About a week after that, on Friday November 6, 2009, I get a call from the driver, whose name is Haim, who wanted to deliver our stuff. He stated that he was an independent driver and drives a Mayflower truck. He told me that he wanted to deliver it the items the next day (Saturday). I told him that we needed to reweigh and suggested a nearby weigh station. I identified one 30 miles from the delivery address. At first, he flat out refused. Then, he agreed, but only if we paid him a “very substantial fee.” Then he tells me that the company had already faxed me the weigh bills (they had not, and I had not even given them my fax number) and that he was not required to weigh again. Then, he outright refuses and said that if I want to see my stuff again, I will have to pay him $2500 in cash that same day (Friday) by directly depositing it in his bank account, or he will destroy or sell my items.
I then I call the office again and spoke to the owner of the company (after asking to be moved up the line). The owner at first refuses to tell me his name. He also tells me the same thing as Haim, says I should pay it, and that “it is between me and the driver.” He repeatedly threatened me by stating that if I didn’t, I would never see my items again. He thought it was funny and told me that this is how it works. He does this to everyone, has been doing this exact scheme for six years, and bragged that people have called the police and tried to sue, but he always gets away with it. He told me that every time someone sues, he just moves all his assets out of the corporation and starts a new corporation. He bragged that this is how they make all their money, because if they followed the law, their margins would be too slim to compete in California. He then tells me his name is John Cohen (but, after some extensive research, I was able to trace his company and found out that the owner of the company’s name is Nisim Zvily and that their corporation and agent for service of process filings with the state have been suspended).

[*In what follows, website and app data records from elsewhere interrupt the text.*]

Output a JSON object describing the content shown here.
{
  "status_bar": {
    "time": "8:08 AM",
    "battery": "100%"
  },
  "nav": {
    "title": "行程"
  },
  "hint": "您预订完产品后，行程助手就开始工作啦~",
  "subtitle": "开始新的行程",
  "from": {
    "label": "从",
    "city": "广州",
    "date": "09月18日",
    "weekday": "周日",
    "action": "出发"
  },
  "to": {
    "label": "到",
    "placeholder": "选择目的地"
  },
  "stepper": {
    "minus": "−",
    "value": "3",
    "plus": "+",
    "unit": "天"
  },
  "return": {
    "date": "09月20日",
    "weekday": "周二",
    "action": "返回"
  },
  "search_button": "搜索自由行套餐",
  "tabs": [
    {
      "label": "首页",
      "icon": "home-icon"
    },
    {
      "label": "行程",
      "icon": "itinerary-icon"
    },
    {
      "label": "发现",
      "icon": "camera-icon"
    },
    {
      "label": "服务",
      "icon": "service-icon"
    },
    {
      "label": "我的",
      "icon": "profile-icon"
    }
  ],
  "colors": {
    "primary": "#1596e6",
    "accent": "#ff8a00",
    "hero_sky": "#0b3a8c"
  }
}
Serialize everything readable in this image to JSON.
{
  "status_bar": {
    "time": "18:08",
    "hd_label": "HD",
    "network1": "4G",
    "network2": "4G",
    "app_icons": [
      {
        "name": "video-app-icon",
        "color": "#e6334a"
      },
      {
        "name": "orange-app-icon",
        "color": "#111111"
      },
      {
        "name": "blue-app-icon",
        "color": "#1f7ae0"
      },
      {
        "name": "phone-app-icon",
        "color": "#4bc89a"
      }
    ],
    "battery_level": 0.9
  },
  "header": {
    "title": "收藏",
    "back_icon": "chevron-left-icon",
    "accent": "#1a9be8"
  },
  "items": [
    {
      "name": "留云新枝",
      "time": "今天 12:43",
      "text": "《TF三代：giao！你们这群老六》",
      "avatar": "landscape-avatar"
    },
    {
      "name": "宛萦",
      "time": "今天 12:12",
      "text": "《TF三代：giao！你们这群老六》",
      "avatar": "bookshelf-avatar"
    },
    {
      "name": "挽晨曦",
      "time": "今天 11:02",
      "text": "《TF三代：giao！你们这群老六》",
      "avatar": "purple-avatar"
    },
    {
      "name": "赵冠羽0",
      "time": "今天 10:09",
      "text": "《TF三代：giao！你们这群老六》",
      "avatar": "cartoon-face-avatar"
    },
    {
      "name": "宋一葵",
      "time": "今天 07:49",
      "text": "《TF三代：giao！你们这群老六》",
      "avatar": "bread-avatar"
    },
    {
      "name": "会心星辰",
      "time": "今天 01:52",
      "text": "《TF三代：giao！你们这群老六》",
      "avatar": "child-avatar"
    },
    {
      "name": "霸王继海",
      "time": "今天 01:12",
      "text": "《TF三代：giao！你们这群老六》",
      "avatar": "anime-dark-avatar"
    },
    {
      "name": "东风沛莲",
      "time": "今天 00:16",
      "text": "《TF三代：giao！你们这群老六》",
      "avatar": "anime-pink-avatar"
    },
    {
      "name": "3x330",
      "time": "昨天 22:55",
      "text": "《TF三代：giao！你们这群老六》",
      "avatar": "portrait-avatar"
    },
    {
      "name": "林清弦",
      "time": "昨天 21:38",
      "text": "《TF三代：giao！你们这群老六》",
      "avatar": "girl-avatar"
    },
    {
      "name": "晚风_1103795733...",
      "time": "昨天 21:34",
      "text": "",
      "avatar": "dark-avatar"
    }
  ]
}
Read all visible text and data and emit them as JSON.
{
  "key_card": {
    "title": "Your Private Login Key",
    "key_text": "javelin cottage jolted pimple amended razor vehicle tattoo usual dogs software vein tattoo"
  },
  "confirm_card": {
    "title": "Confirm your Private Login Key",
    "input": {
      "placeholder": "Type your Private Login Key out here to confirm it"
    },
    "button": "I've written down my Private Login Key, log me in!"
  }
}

During the meantime, the driver also confirmed to my sister on the phone that he would destroy all of our items if we did not pay him the cash prior to him even showing up to her house. By that time, we found a weigh station that was less than a mile from my sister’s house, but he nonetheless refused to go. Then, he stated he would go, but delayed arrival (he was supposed to arrive between 9 and noon) until after the station had closed. He arrived at 3 and the station closed at 3, and then used that as an excuse for why he couldn’t get the property weighed. He refused to go to any of the other weigh stations. He said that if we delayed delivery, he was going to charge us $1000 per day.
We called the Waretown sheriff. The police officers did come to observe the delivery and cash payment and made a report, but did nothing else. They took down the driver’s name and license.
The driver took the cash and dumped all of the property onto the street. He did not even unload it into the house or garage, as required in the contract and as advertised, although there was plenty of space for the truck to pull right up to the house.
The weight of the property should be roughly 2000 pounds and the estimated price of $1333 was for 2667 pounds, which Carrie said was probably an overestimate so that there would be no surprises when I booked. We paid a total of $3, 540.
We photographed all the items and video recorded the delivery. We are also obtaining the police report that has the identities of the driver and his assistant. Based on the owner’s own statements, I believe that they do this to all their customers who move out of the state as he bragged to me that they cannot sue him and that he doesn't have to comply with the laws. He told me that is just the way he does business.